I was wandering around the internet in search of some people in need of help. I stumbled upon this thread where someone was asking, “How can I make...
Bixly How-To: dynamically activating/deactivating apps
In the previous entry, “Bixly How-To: dynamically adding models for testing in django”, we created a separate app containing the models for testing and then added that app dynamically on running the test management command. I realized that there could be a strong potential on dynamic apps, toggling apps on/off on the fly, …
In the previous entry, “Bixly How-To: dynamically adding models for testing in django”, we created a separate app containing the models for testing and then added that app dynamically on running the test management command. I realized that there could be a strong potential on dynamic apps, toggling apps on/off on the fly, in a project. To do this, it first came to my mind that it would be best to have a single app installed managing all the other apps. This is how:
Step 1: Creating the app manager
Create an app in your project, let’s say, dynapp, and then add this to the INSTALLED_APPS in your settings. In dynapp, create a model that will be containing the apps it will manage.
class Application(models.Model): name = models.CharField(max_length=32) active = models.BooleanField(default=True)

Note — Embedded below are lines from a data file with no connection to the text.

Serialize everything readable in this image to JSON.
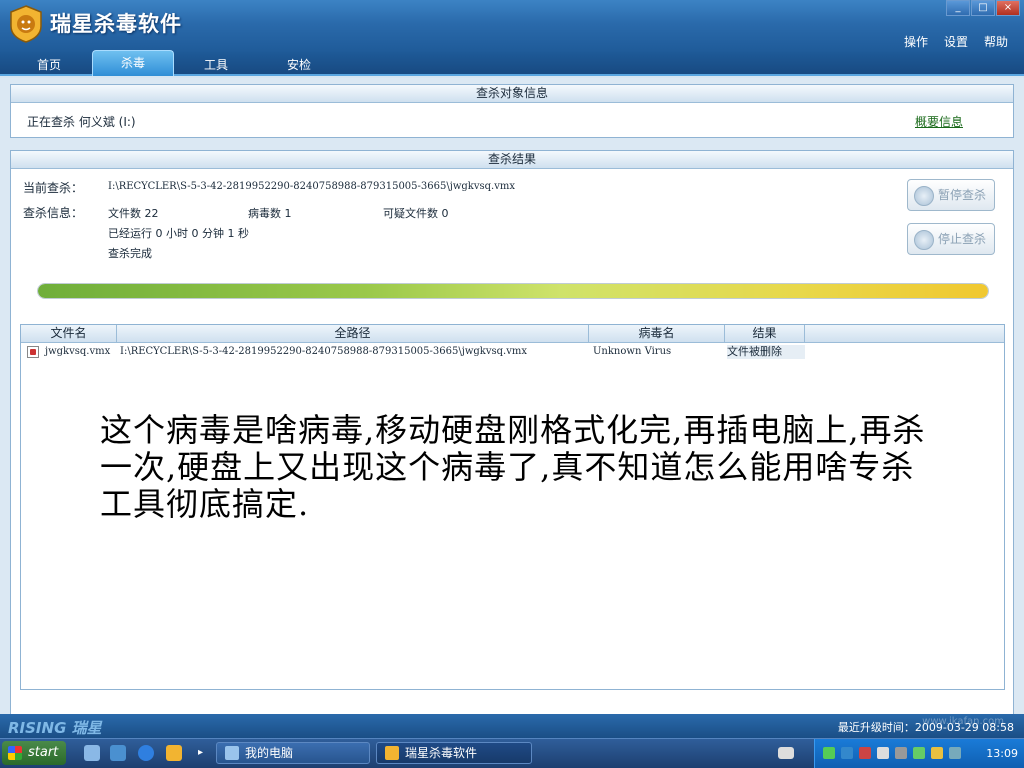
{
  "app": {
    "title": "瑞星杀毒软件",
    "window_controls": [
      "_",
      "□",
      "×"
    ],
    "top_links": [
      "操作",
      "设置",
      "帮助"
    ]
  },
  "tabs": [
    {
      "label": "首页",
      "active": false
    },
    {
      "label": "杀毒",
      "active": true
    },
    {
      "label": "工具",
      "active": false
    },
    {
      "label": "安检",
      "active": false
    }
  ],
  "target_panel": {
    "title": "查杀对象信息",
    "scanning_label": "正在查杀",
    "scanning_target": "何义斌 (I:)",
    "summary_link": "概要信息"
  },
  "result_panel": {
    "title": "查杀结果",
    "current_label": "当前查杀：",
    "current_path": "I:\\RECYCLER\\S-5-3-42-2819952290-8240758988-879315005-3665\\jwgkvsq.vmx",
    "info_label": "查杀信息：",
    "file_count_label": "文件数",
    "file_count": "22",
    "virus_count_label": "病毒数",
    "virus_count": "1",
    "suspicious_label": "可疑文件数",
    "suspicious_count": "0",
    "elapsed": "已经运行 0 小时 0 分钟 1  秒",
    "status": "查杀完成",
    "pause_button": "暂停查杀",
    "stop_button": "停止查杀",
    "progress_percent": 100
  },
  "table": {
    "columns": [
      "文件名",
      "全路径",
      "病毒名",
      "结果"
    ],
    "rows": [
      {
        "file": "jwgkvsq.vmx",
        "path": "I:\\RECYCLER\\S-5-3-42-2819952290-8240758988-879315005-3665\\jwgkvsq.vmx",
        "virus": "Unknown Virus",
        "result": "文件被删除"
      }
    ]
  },
  "overlay_text": "这个病毒是啥病毒,移动硬盘刚格式化完,再插电脑上,再杀一次,硬盘上又出现这个病毒了,真不知道怎么能用啥专杀工具彻底搞定.",
  "footer": {
    "brand": "RISING 瑞星",
    "update": "最近升级时间：2009-03-29 08:58"
  },
  "taskbar": {
    "start": "start",
    "tasks": [
      "我的电脑",
      "瑞星杀毒软件"
    ],
    "clock": "13:09"
  },
  "watermark": "www.ikafan.com"
}
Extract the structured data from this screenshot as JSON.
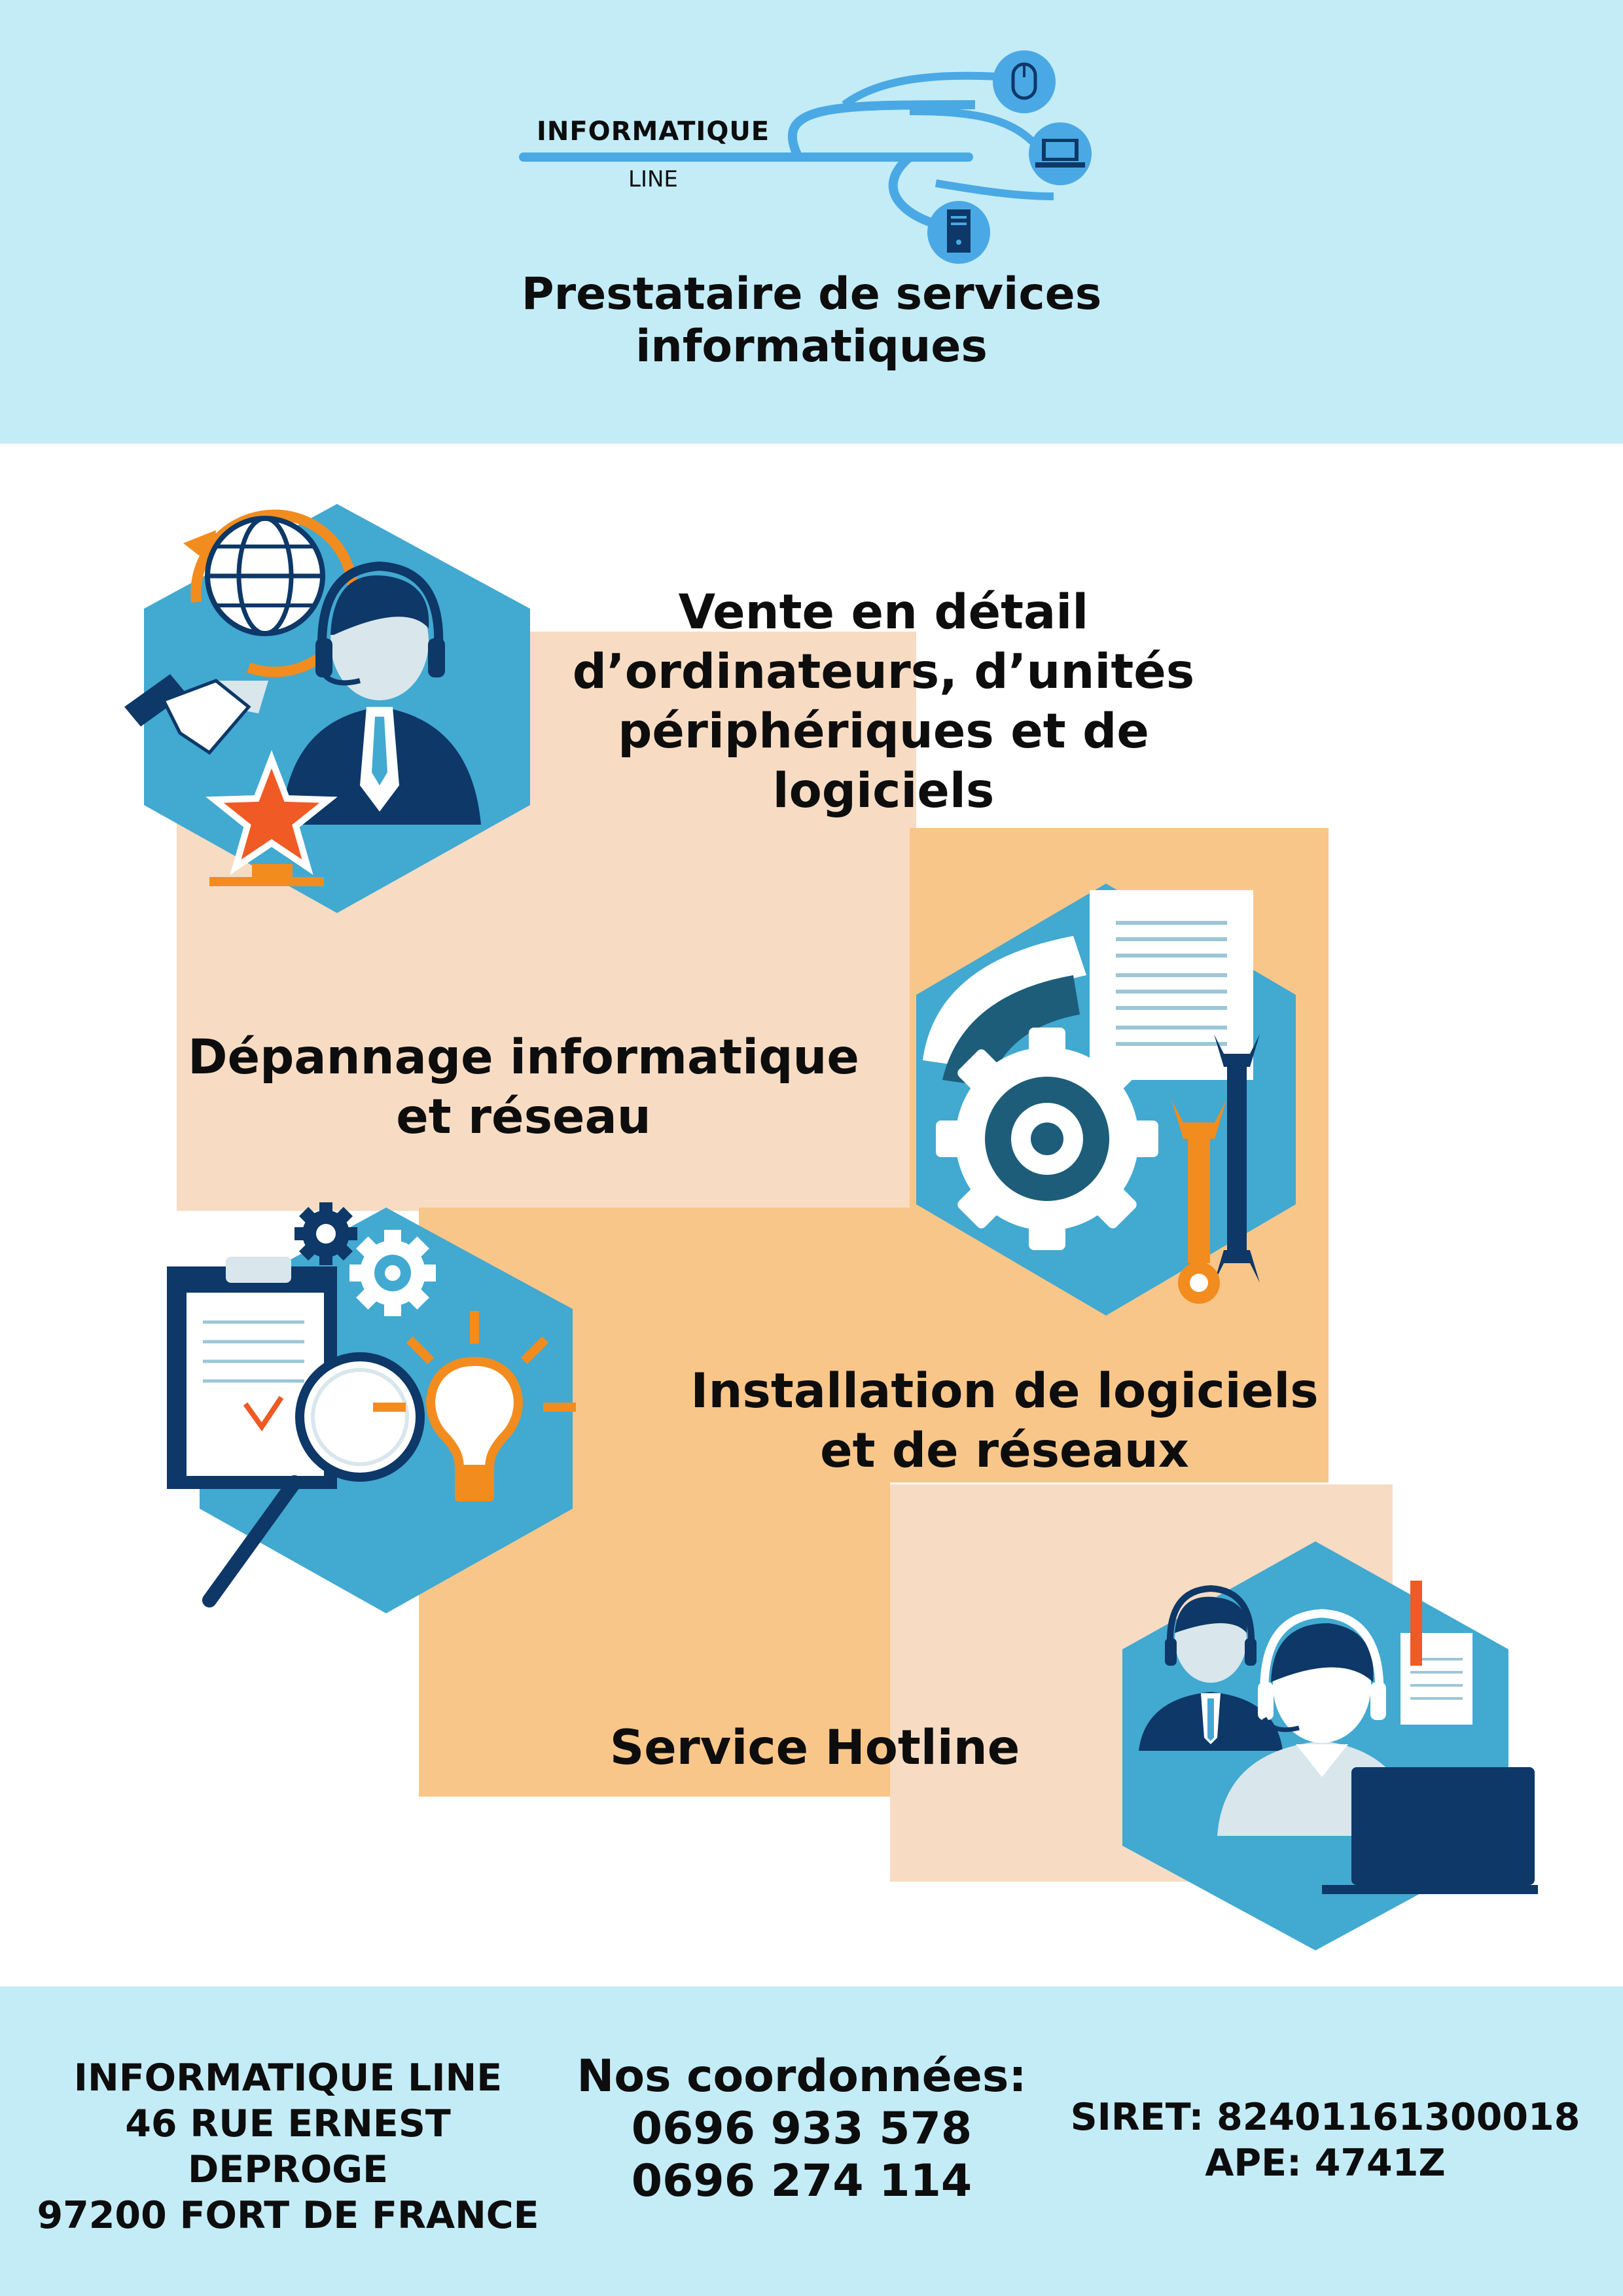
{
  "header": {
    "logo_word1": "INFORMATIQUE",
    "logo_word2": "LINE",
    "tagline_line1": "Prestataire de services",
    "tagline_line2": "informatiques"
  },
  "services": [
    {
      "lines": [
        "Vente en détail",
        "d’ordinateurs, d’unités",
        "périphériques et de",
        "logiciels"
      ],
      "icon": "customer-service-globe-icon"
    },
    {
      "lines": [
        "Dépannage informatique",
        "et réseau"
      ],
      "icon": "repair-gear-wrench-icon"
    },
    {
      "lines": [
        "Installation de logiciels",
        "et de réseaux"
      ],
      "icon": "clipboard-magnifier-bulb-icon"
    },
    {
      "lines": [
        "Service Hotline"
      ],
      "icon": "hotline-operators-icon"
    }
  ],
  "footer": {
    "company": [
      "INFORMATIQUE LINE",
      "46 RUE ERNEST",
      "DEPROGE",
      "97200 FORT DE FRANCE"
    ],
    "contact_title": "Nos coordonnées:",
    "phones": [
      "0696 933 578",
      "0696 274 114"
    ],
    "siret": "SIRET: 82401161300018",
    "ape": "APE: 4741Z"
  },
  "colors": {
    "band": "#c3ecf7",
    "peach_light": "#f7dcc3",
    "peach_dark": "#f9c68a",
    "hex_blue": "#42a9d1",
    "navy": "#0d3868",
    "orange": "#f28c1e"
  }
}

Notice the fields of the model. In this simple model, I just put in a CharField for the name of the app you want to include and a BooleanField to say if it’s active or inactive. You can opt to remove the boolean field if you want to just delete a row from the model to disable an app. You can also add additional fields like an IntegerField for determining load_order to let’s say decide the loading order of the apps and so on.
You’ll then want to do a syncdb to create the model.
Now that we have the Application model and inserted some apps into the table, the problem arises — how do we use the apps if its not in INSTALLED_APPS when the server is run?
Easy. Proceed to step 2.
Step 2: Loading the additional apps on server startup
In the Application model, override the save method with:
def save(self, *args, **kwargs): super(Application, self).save() from django.conf import settings from django.core.urlresolvers import clear_url_caches import os # Note1 file = open(os.path.dirname(__file__) + "/apps.py", "wb") file.write("apps = " + list(Application.objects.filter(active=True).values_list('name', flat=True)).__str__()) file.close() # Note2 reload(import_module(settings.ROOT_URLCONF)) clear_url_caches() # Note3 apps = list(Application.objects.filter(active=True).values_list('name', flat=True)) settings.INSTALLED_APPS = list(settings.ORIGINAL_INSTALLED_APPS) + apps
This override will create a module inside dynapp called apps.py which will store an array of the app names currently active in the Application model. It’s a bit hackish, I know.
This will reload the the loaded url patterns and clear the url resolver cache.
This updates the loaded settings.INSTALLED_APPS in case some other module will need to reference it.
Next, in your settings.py, you rename your INSTALLED_APPS into something else like ORIGINAL_INSTALLED_APPS. then you add this below:
INSTALLED_APPS = ORIGINAL_INSTALLED_APPS try: from dynapp.apps import apps INSTALLED_APPS += tuple(apps) except: print "The module dynapp.apps does not exist."
These changes to your settings will allow you to include the currently active apps and allow syncdb to create the tables for those apps.
At this point, you might want to run syncdb again and then you are DONE.
Since you are editing your project settings on the fly, this method of doing it is MOST LIKELY NOT THREAD SAFE. Also, it would be best to keep the module dynapp.apps in mind especially if there are importing problems or inconsistencies.